DIRECTIONS FOR THIS TASK
While you copy the lines below, skip the pictures and keep the rest exact.

MATERIAL SUPPLIED
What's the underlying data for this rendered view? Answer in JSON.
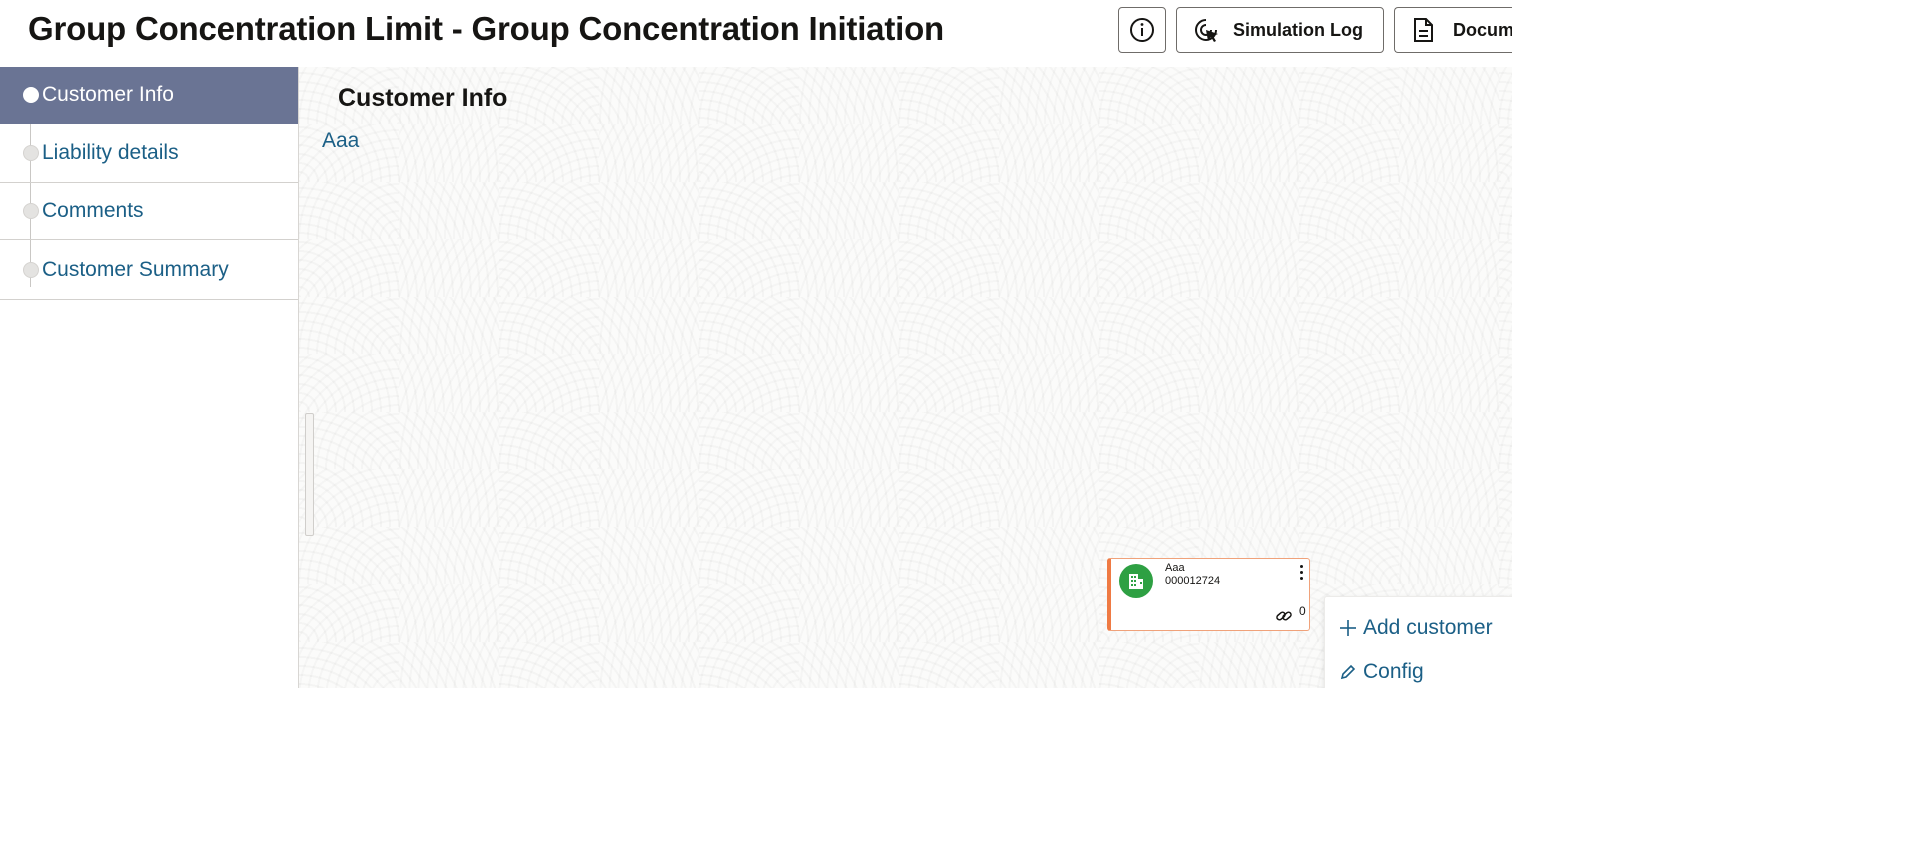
{
  "header": {
    "title": "Group Concentration Limit - Group Concentration Initiation",
    "buttons": {
      "info_icon": "info-icon",
      "simulation_log": "Simulation Log",
      "documents": "Docum"
    }
  },
  "sidebar": {
    "steps": [
      {
        "label": "Customer Info",
        "active": true
      },
      {
        "label": "Liability details",
        "active": false
      },
      {
        "label": "Comments",
        "active": false
      },
      {
        "label": "Customer Summary",
        "active": false
      }
    ]
  },
  "main": {
    "section_title": "Customer Info",
    "tree_root": "Aaa",
    "card": {
      "name": "Aaa",
      "id": "000012724",
      "link_count": "0",
      "avatar_color": "#2ea043",
      "accent_color": "#ef7a43"
    },
    "menu": {
      "items": [
        {
          "label": "Add customer",
          "icon": "plus-icon"
        },
        {
          "label": "Config",
          "icon": "pencil-icon"
        }
      ]
    }
  },
  "colors": {
    "active_step_bg": "#6a7494",
    "link_text": "#1b5f86"
  }
}
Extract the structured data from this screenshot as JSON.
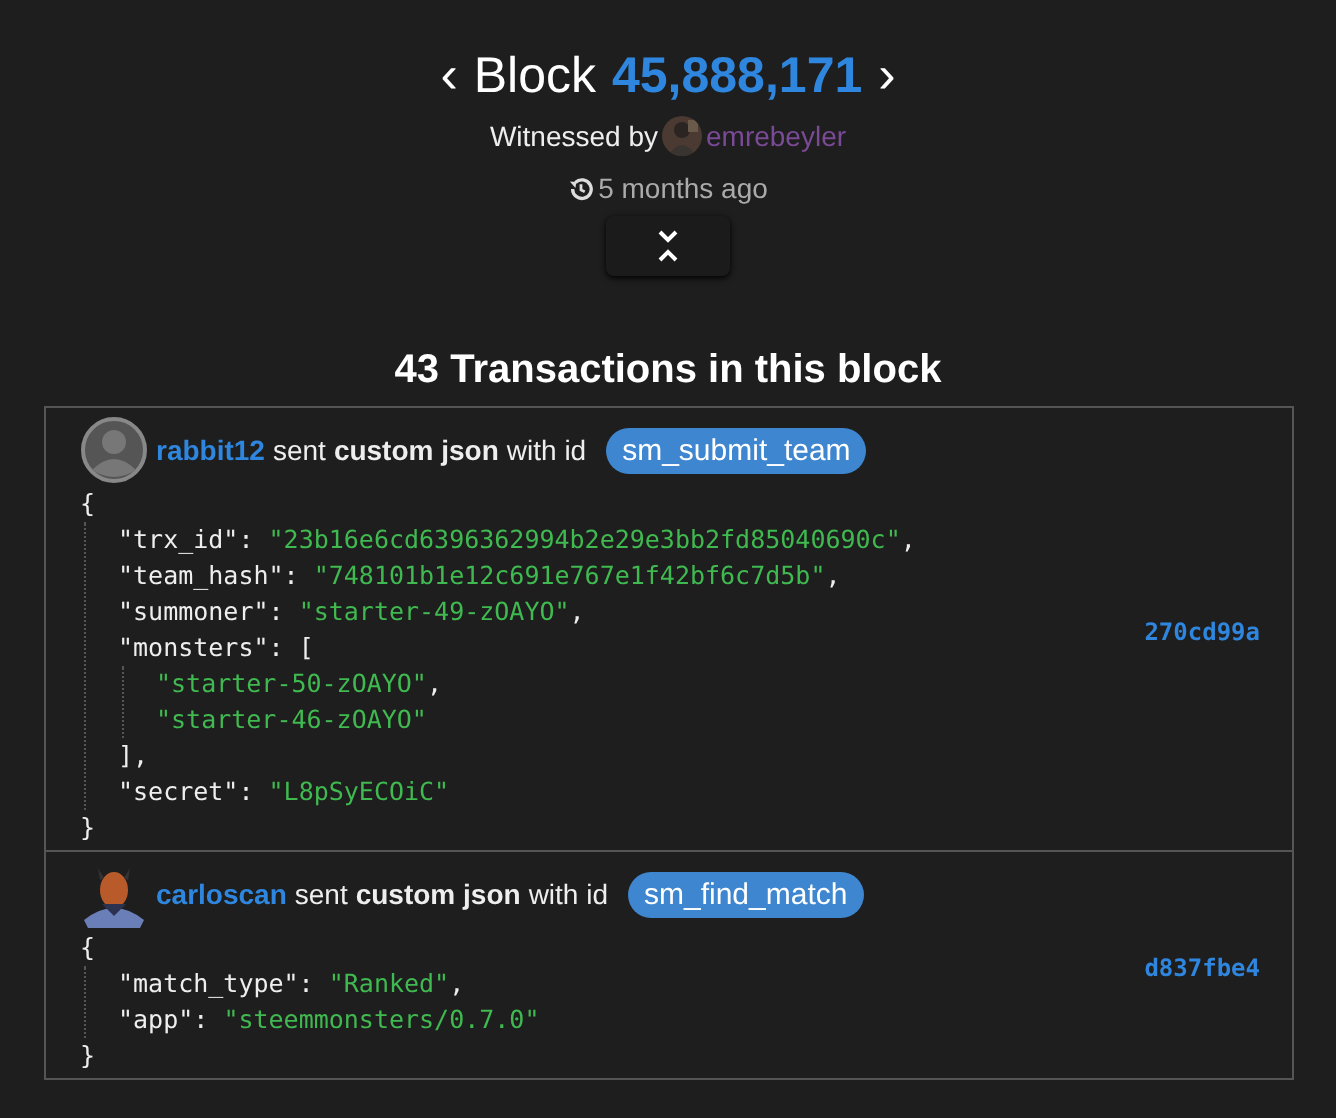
{
  "header": {
    "prev": "‹",
    "label": "Block",
    "number": "45,888,171",
    "next": "›",
    "witnessed_label": "Witnessed by",
    "witness": "emrebeyler",
    "time": "5 months ago"
  },
  "title": "43 Transactions in this block",
  "transactions": [
    {
      "user": "rabbit12",
      "avatar": {
        "kind": "default"
      },
      "verb": "sent",
      "op": "custom json",
      "with": "with id",
      "id": "sm_submit_team",
      "open": "{",
      "close": "}",
      "hash": "270cd99a",
      "entries": [
        {
          "key": "\"trx_id\":",
          "value": "\"23b16e6cd6396362994b2e29e3bb2fd85040690c\"",
          "comma": ","
        },
        {
          "key": "\"team_hash\":",
          "value": "\"748101b1e12c691e767e1f42bf6c7d5b\"",
          "comma": ","
        },
        {
          "key": "\"summoner\":",
          "value": "\"starter-49-zOAYO\"",
          "comma": ","
        },
        {
          "key": "\"monsters\":",
          "open": "[",
          "close": "]",
          "comma": ",",
          "children": [
            {
              "value": "\"starter-50-zOAYO\"",
              "comma": ","
            },
            {
              "value": "\"starter-46-zOAYO\""
            }
          ]
        },
        {
          "key": "\"secret\":",
          "value": "\"L8pSyECOiC\""
        }
      ]
    },
    {
      "user": "carloscan",
      "verb": "sent",
      "op": "custom json",
      "with": "with id",
      "id": "sm_find_match",
      "open": "{",
      "close": "}",
      "hash": "d837fbe4",
      "entries": [
        {
          "key": "\"match_type\":",
          "value": "\"Ranked\"",
          "comma": ","
        },
        {
          "key": "\"app\":",
          "value": "\"steemmonsters/0.7.0\""
        }
      ]
    }
  ]
}
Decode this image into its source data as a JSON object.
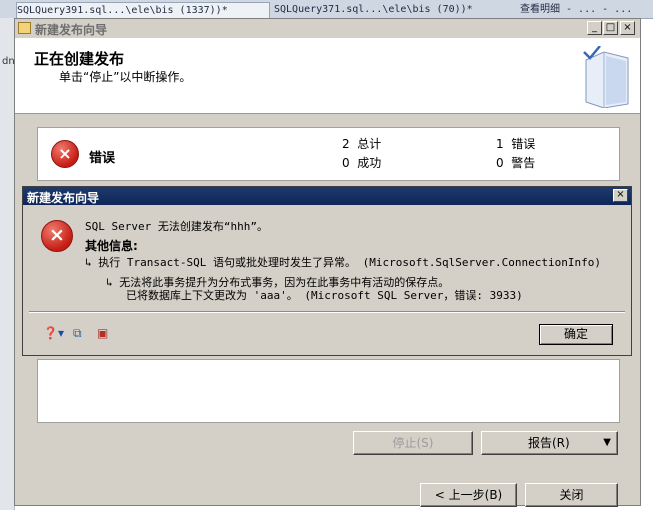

OUTPUT BELOW
What's the underlying data for this rendered view? Answer in JSON.
{
  "header": {
    "title": "Group Concentration Limit - Group Concentration Initiation",
    "buttons": {
      "info_icon": "info-icon",
      "simulation_log": "Simulation Log",
      "documents": "Docum"
    }
  },
  "sidebar": {
    "steps": [
      {
        "label": "Customer Info",
        "active": true
      },
      {
        "label": "Liability details",
        "active": false
      },
      {
        "label": "Comments",
        "active": false
      },
      {
        "label": "Customer Summary",
        "active": false
      }
    ]
  },
  "main": {
    "section_title": "Customer Info",
    "tree_root": "Aaa",
    "card": {
      "name": "Aaa",
      "id": "000012724",
      "link_count": "0",
      "avatar_color": "#2ea043",
      "accent_color": "#ef7a43"
    },
    "menu": {
      "items": [
        {
          "label": "Add customer",
          "icon": "plus-icon"
        },
        {
          "label": "Config",
          "icon": "pencil-icon"
        }
      ]
    }
  },
  "colors": {
    "active_step_bg": "#6a7494",
    "link_text": "#1b5f86"
  }
}
Extract the structured data from this screenshot as JSON.
{
  "header": {
    "prev": "‹",
    "label": "Block",
    "number": "45,888,171",
    "next": "›",
    "witnessed_label": "Witnessed by",
    "witness": "emrebeyler",
    "time": "5 months ago"
  },
  "title": "43 Transactions in this block",
  "transactions": [
    {
      "user": "rabbit12",
      "avatar": {
        "kind": "default"
      },
      "verb": "sent",
      "op": "custom json",
      "with": "with id",
      "id": "sm_submit_team",
      "open": "{",
      "close": "}",
      "hash": "270cd99a",
      "entries": [
        {
          "key": "\"trx_id\":",
          "value": "\"23b16e6cd6396362994b2e29e3bb2fd85040690c\"",
          "comma": ","
        },
        {
          "key": "\"team_hash\":",
          "value": "\"748101b1e12c691e767e1f42bf6c7d5b\"",
          "comma": ","
        },
        {
          "key": "\"summoner\":",
          "value": "\"starter-49-zOAYO\"",
          "comma": ","
        },
        {
          "key": "\"monsters\":",
          "open": "[",
          "close": "]",
          "comma": ",",
          "children": [
            {
              "value": "\"starter-50-zOAYO\"",
              "comma": ","
            },
            {
              "value": "\"starter-46-zOAYO\""
            }
          ]
        },
        {
          "key": "\"secret\":",
          "value": "\"L8pSyECOiC\""
        }
      ]
    },
    {
      "user": "carloscan",
      "verb": "sent",
      "op": "custom json",
      "with": "with id",
      "id": "sm_find_match",
      "open": "{",
      "close": "}",
      "hash": "d837fbe4",
      "entries": [
        {
          "key": "\"match_type\":",
          "value": "\"Ranked\"",
          "comma": ","
        },
        {
          "key": "\"app\":",
          "value": "\"steemmonsters/0.7.0\""
        }
      ]
    }
  ]
}
Decode this image into its source data as a JSON object.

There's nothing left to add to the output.